#### DATA FOR PROCESSING
##############################

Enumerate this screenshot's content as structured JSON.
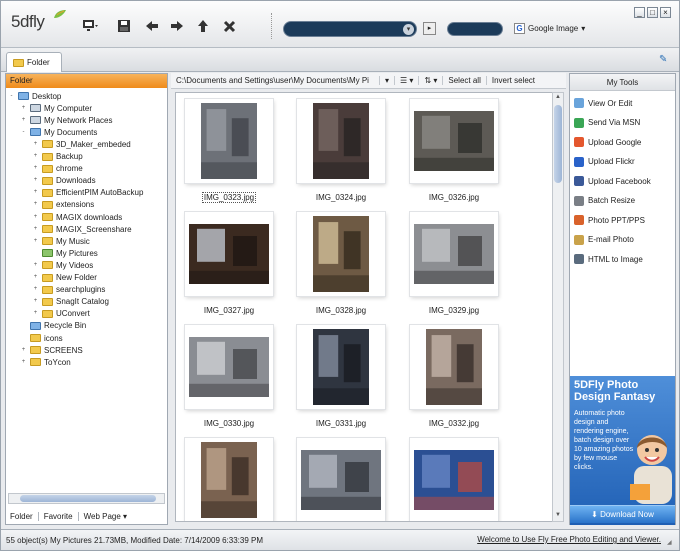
{
  "app": {
    "logo": "5dfly"
  },
  "toolbar": {
    "search_label": "Search",
    "google_image_label": "Google Image",
    "window_buttons": [
      "_",
      "□",
      "×"
    ]
  },
  "tabs": {
    "folder_tab": "Folder"
  },
  "left_panel": {
    "header": "Folder",
    "tree": [
      {
        "label": "Desktop",
        "depth": 0,
        "expander": "-",
        "icon": "desktop-icon"
      },
      {
        "label": "My Computer",
        "depth": 1,
        "expander": "+",
        "icon": "computer-icon"
      },
      {
        "label": "My Network Places",
        "depth": 1,
        "expander": "+",
        "icon": "network-icon"
      },
      {
        "label": "My Documents",
        "depth": 1,
        "expander": "-",
        "icon": "documents-icon"
      },
      {
        "label": "3D_Maker_embeded",
        "depth": 2,
        "expander": "+",
        "icon": "folder-icon"
      },
      {
        "label": "Backup",
        "depth": 2,
        "expander": "+",
        "icon": "folder-icon"
      },
      {
        "label": "chrome",
        "depth": 2,
        "expander": "+",
        "icon": "folder-icon"
      },
      {
        "label": "Downloads",
        "depth": 2,
        "expander": "+",
        "icon": "folder-icon"
      },
      {
        "label": "EfficientPIM AutoBackup",
        "depth": 2,
        "expander": "+",
        "icon": "folder-icon"
      },
      {
        "label": "extensions",
        "depth": 2,
        "expander": "+",
        "icon": "folder-icon"
      },
      {
        "label": "MAGIX downloads",
        "depth": 2,
        "expander": "+",
        "icon": "folder-icon"
      },
      {
        "label": "MAGIX_Screenshare",
        "depth": 2,
        "expander": "+",
        "icon": "folder-icon"
      },
      {
        "label": "My Music",
        "depth": 2,
        "expander": "+",
        "icon": "music-folder-icon"
      },
      {
        "label": "My Pictures",
        "depth": 2,
        "expander": "",
        "icon": "pictures-folder-icon"
      },
      {
        "label": "My Videos",
        "depth": 2,
        "expander": "+",
        "icon": "videos-folder-icon"
      },
      {
        "label": "New Folder",
        "depth": 2,
        "expander": "+",
        "icon": "folder-icon"
      },
      {
        "label": "searchplugins",
        "depth": 2,
        "expander": "+",
        "icon": "folder-icon"
      },
      {
        "label": "SnagIt Catalog",
        "depth": 2,
        "expander": "+",
        "icon": "folder-icon"
      },
      {
        "label": "UConvert",
        "depth": 2,
        "expander": "+",
        "icon": "folder-icon"
      },
      {
        "label": "Recycle Bin",
        "depth": 1,
        "expander": "",
        "icon": "recycle-bin-icon"
      },
      {
        "label": "icons",
        "depth": 1,
        "expander": "",
        "icon": "folder-icon"
      },
      {
        "label": "SCREENS",
        "depth": 1,
        "expander": "+",
        "icon": "folder-icon"
      },
      {
        "label": "ToYcon",
        "depth": 1,
        "expander": "+",
        "icon": "folder-icon"
      }
    ],
    "bottom_tabs": [
      "Folder",
      "Favorite",
      "Web Page ▾"
    ]
  },
  "address_bar": {
    "path": "C:\\Documents and Settings\\user\\My Documents\\My Pi",
    "select_all": "Select all",
    "invert_select": "Invert select"
  },
  "thumbnails": [
    {
      "name": "IMG_0323.jpg",
      "selected": true,
      "palette": [
        "#6d7178",
        "#9a9ea4",
        "#3c3f44"
      ]
    },
    {
      "name": "IMG_0324.jpg",
      "selected": false,
      "palette": [
        "#4a3c3a",
        "#7a6a66",
        "#22201f"
      ]
    },
    {
      "name": "IMG_0326.jpg",
      "selected": false,
      "palette": [
        "#5d5a55",
        "#8e8c88",
        "#2a2926"
      ]
    },
    {
      "name": "IMG_0327.jpg",
      "selected": false,
      "palette": [
        "#3b2a20",
        "#c8cfd8",
        "#1b1411"
      ]
    },
    {
      "name": "IMG_0328.jpg",
      "selected": false,
      "palette": [
        "#6e5a44",
        "#d8c69e",
        "#2c2318"
      ]
    },
    {
      "name": "IMG_0329.jpg",
      "selected": false,
      "palette": [
        "#8c8e92",
        "#c5c7ca",
        "#3a3a3c"
      ]
    },
    {
      "name": "IMG_0330.jpg",
      "selected": false,
      "palette": [
        "#8a8d93",
        "#d2d4d7",
        "#3d3e42"
      ]
    },
    {
      "name": "IMG_0331.jpg",
      "selected": false,
      "palette": [
        "#2f3540",
        "#8892a3",
        "#15181d"
      ]
    },
    {
      "name": "IMG_0332.jpg",
      "selected": false,
      "palette": [
        "#7a6a60",
        "#c9b9ad",
        "#2f2723"
      ]
    },
    {
      "name": "",
      "selected": false,
      "palette": [
        "#7a6250",
        "#c2a890",
        "#33271f"
      ]
    },
    {
      "name": "",
      "selected": false,
      "palette": [
        "#6f757f",
        "#b5bbc4",
        "#2b2e33"
      ]
    },
    {
      "name": "",
      "selected": false,
      "palette": [
        "#2b4f93",
        "#6b88c7",
        "#c04a3a"
      ]
    }
  ],
  "tools": {
    "header": "My Tools",
    "items": [
      {
        "label": "View Or Edit",
        "icon": "view-edit-icon",
        "color": "#6aa4db"
      },
      {
        "label": "Send Via MSN",
        "icon": "msn-icon",
        "color": "#3aa655"
      },
      {
        "label": "Upload Google",
        "icon": "google-icon",
        "color": "#e4572e"
      },
      {
        "label": "Upload Flickr",
        "icon": "flickr-icon",
        "color": "#2a62c9"
      },
      {
        "label": "Upload Facebook",
        "icon": "facebook-icon",
        "color": "#3b5998"
      },
      {
        "label": "Batch Resize",
        "icon": "batch-resize-icon",
        "color": "#7a7f86"
      },
      {
        "label": "Photo PPT/PPS",
        "icon": "ppt-icon",
        "color": "#d9622b"
      },
      {
        "label": "E-mail Photo",
        "icon": "email-icon",
        "color": "#c9a24a"
      },
      {
        "label": "HTML to Image",
        "icon": "html-icon",
        "color": "#5a6b7d"
      }
    ]
  },
  "ad": {
    "title": "5DFly Photo Design Fantasy",
    "body": "Automatic photo design and rendering engine, batch design over 10 amazing photos by few mouse clicks.",
    "download_label": "Download Now"
  },
  "status": {
    "text": "55 object(s)   My Pictures   21.73MB, Modified Date: 7/14/2009 6:33:39 PM",
    "welcome": "Welcome to Use Fly Free Photo Editing and Viewer."
  },
  "colors": {
    "accent_orange": "#ef8b1b",
    "navy": "#1c3b5a",
    "ad_blue": "#1f5fb4"
  }
}
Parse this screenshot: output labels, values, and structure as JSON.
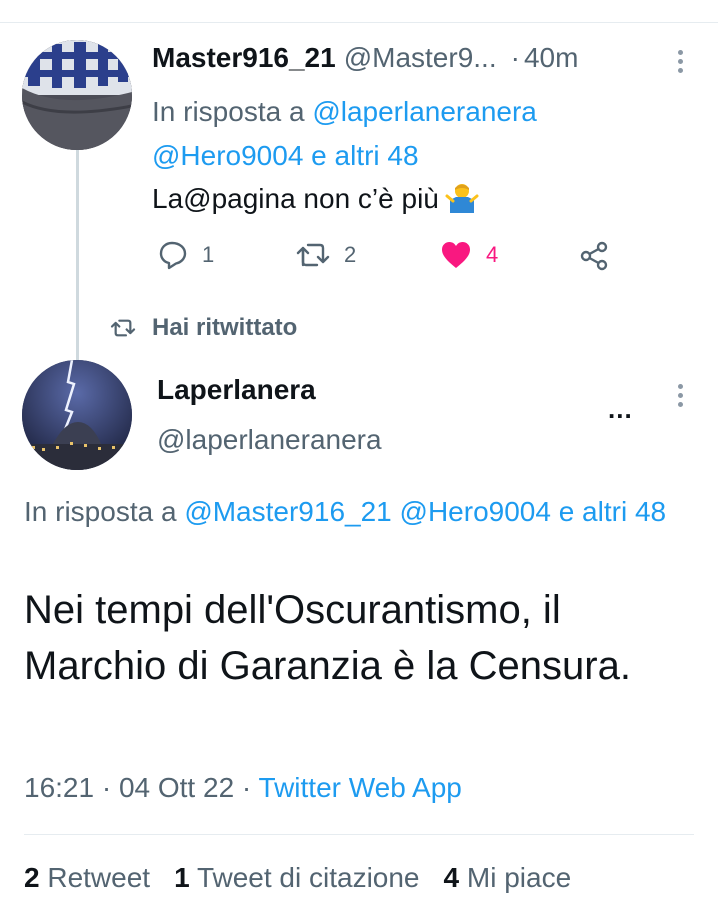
{
  "reply": {
    "display_name": "Master916_21",
    "handle": "@Master9...",
    "dot": "·",
    "time": "40m",
    "in_reply_prefix": "In risposta a",
    "in_reply_mention1": "@laperlaneranera",
    "in_reply_mention2": "@Hero9004 e altri 48",
    "text": "La@pagina non c’è più",
    "emoji_icon": "man-shrugging-icon",
    "reply_count": "1",
    "retweet_count": "2",
    "like_count": "4",
    "like_color": "#f91880"
  },
  "retweet_banner": {
    "label": "Hai ritwittato"
  },
  "main": {
    "display_name": "Laperlanera",
    "handle": "@laperlaneranera",
    "more": "...",
    "in_reply_prefix": "In risposta a",
    "in_reply_mentions": "@Master916_21 @Hero9004 e altri 48",
    "text": "Nei tempi dell'Oscurantismo, il Marchio di Garanzia è la Censura.",
    "timestamp": "16:21 · 04 Ott 22 · ",
    "source": "Twitter Web App"
  },
  "stats": {
    "retweets_count": "2",
    "retweets_label": "Retweet",
    "quotes_count": "1",
    "quotes_label": "Tweet di citazione",
    "likes_count": "4",
    "likes_label": "Mi piace"
  },
  "colors": {
    "link": "#1d9bf0",
    "secondary_text": "#536471"
  }
}
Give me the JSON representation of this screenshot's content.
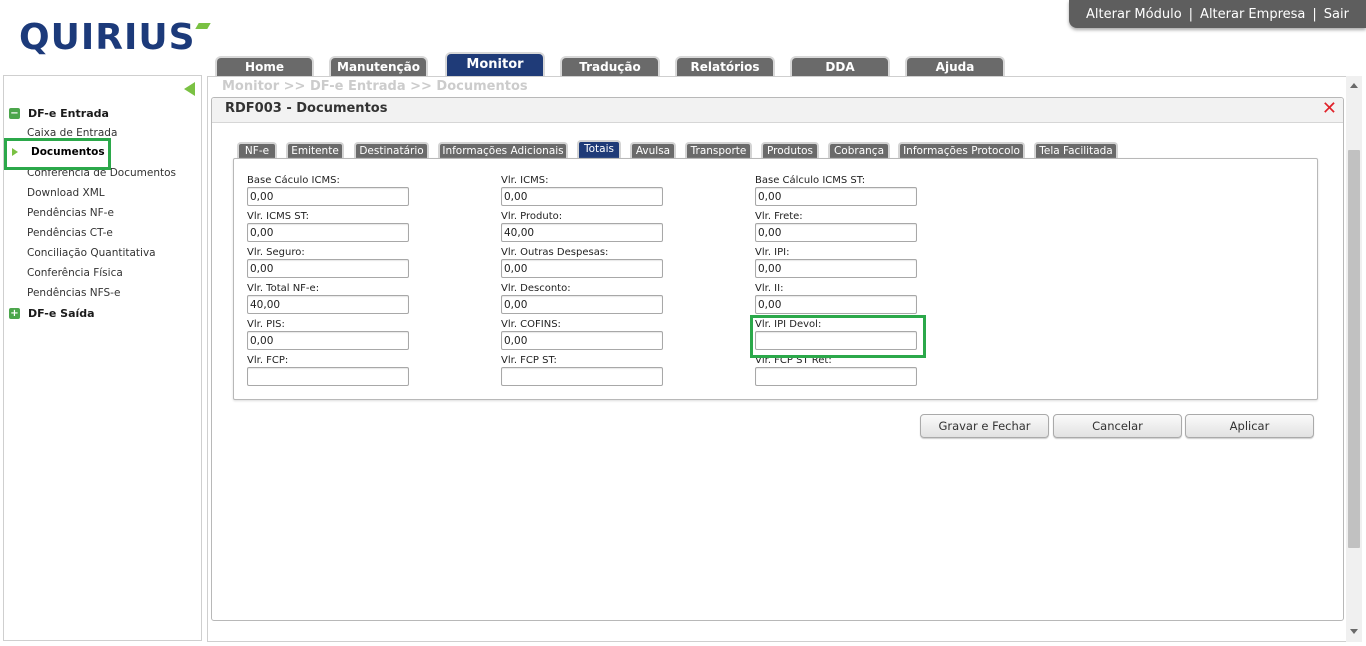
{
  "app": {
    "logo_text": "QUIRIUS",
    "brand_color": "#1c3a7a",
    "accent_color": "#7ac143"
  },
  "topmenu": {
    "alterar_modulo": "Alterar Módulo",
    "separator": "|",
    "alterar_empresa": "Alterar Empresa",
    "sair": "Sair"
  },
  "main_tabs": [
    {
      "label": "Home",
      "active": false
    },
    {
      "label": "Manutenção",
      "active": false
    },
    {
      "label": "Monitor",
      "active": true
    },
    {
      "label": "Tradução",
      "active": false
    },
    {
      "label": "Relatórios",
      "active": false
    },
    {
      "label": "DDA",
      "active": false
    },
    {
      "label": "Ajuda",
      "active": false
    }
  ],
  "sidebar": {
    "groups": [
      {
        "label": "DF-e Entrada",
        "toggle": "−",
        "expanded": true
      },
      {
        "label": "DF-e Saída",
        "toggle": "+",
        "expanded": false
      }
    ],
    "items": [
      {
        "label": "Caixa de Entrada"
      },
      {
        "label": "Documentos",
        "selected": true
      },
      {
        "label": "Conferência de Documentos"
      },
      {
        "label": "Download XML"
      },
      {
        "label": "Pendências NF-e"
      },
      {
        "label": "Pendências CT-e"
      },
      {
        "label": "Conciliação Quantitativa"
      },
      {
        "label": "Conferência Física"
      },
      {
        "label": "Pendências NFS-e"
      }
    ]
  },
  "breadcrumb": "Monitor >> DF-e Entrada >> Documentos",
  "panel": {
    "title": "RDF003 - Documentos",
    "close_symbol": "✕"
  },
  "sub_tabs": [
    {
      "label": "NF-e"
    },
    {
      "label": "Emitente"
    },
    {
      "label": "Destinatário"
    },
    {
      "label": "Informações Adicionais"
    },
    {
      "label": "Totais",
      "active": true
    },
    {
      "label": "Avulsa"
    },
    {
      "label": "Transporte"
    },
    {
      "label": "Produtos"
    },
    {
      "label": "Cobrança"
    },
    {
      "label": "Informações Protocolo"
    },
    {
      "label": "Tela Facilitada"
    }
  ],
  "fields": {
    "base_calculo_icms": {
      "label": "Base Cáculo ICMS:",
      "value": "0,00"
    },
    "vlr_icms": {
      "label": "Vlr. ICMS:",
      "value": "0,00"
    },
    "base_calculo_icms_st": {
      "label": "Base Cálculo ICMS ST:",
      "value": "0,00"
    },
    "vlr_icms_st": {
      "label": "Vlr. ICMS ST:",
      "value": "0,00"
    },
    "vlr_produto": {
      "label": "Vlr. Produto:",
      "value": "40,00"
    },
    "vlr_frete": {
      "label": "Vlr. Frete:",
      "value": "0,00"
    },
    "vlr_seguro": {
      "label": "Vlr. Seguro:",
      "value": "0,00"
    },
    "vlr_outras_despesas": {
      "label": "Vlr. Outras Despesas:",
      "value": "0,00"
    },
    "vlr_ipi": {
      "label": "Vlr. IPI:",
      "value": "0,00"
    },
    "vlr_total_nfe": {
      "label": "Vlr. Total NF-e:",
      "value": "40,00"
    },
    "vlr_desconto": {
      "label": "Vlr. Desconto:",
      "value": "0,00"
    },
    "vlr_ii": {
      "label": "Vlr. II:",
      "value": "0,00"
    },
    "vlr_pis": {
      "label": "Vlr. PIS:",
      "value": "0,00"
    },
    "vlr_cofins": {
      "label": "Vlr. COFINS:",
      "value": "0,00"
    },
    "vlr_ipi_devol": {
      "label": "Vlr. IPI Devol:",
      "value": ""
    },
    "vlr_fcp": {
      "label": "Vlr. FCP:",
      "value": ""
    },
    "vlr_fcp_st": {
      "label": "Vlr. FCP ST:",
      "value": ""
    },
    "vlr_fcp_st_ret": {
      "label": "Vlr. FCP ST Ret:",
      "value": ""
    }
  },
  "buttons": {
    "gravar_fechar": "Gravar e Fechar",
    "cancelar": "Cancelar",
    "aplicar": "Aplicar"
  }
}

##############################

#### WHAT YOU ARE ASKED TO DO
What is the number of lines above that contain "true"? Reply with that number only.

#### SOLUTION TO THIS EXERCISE
5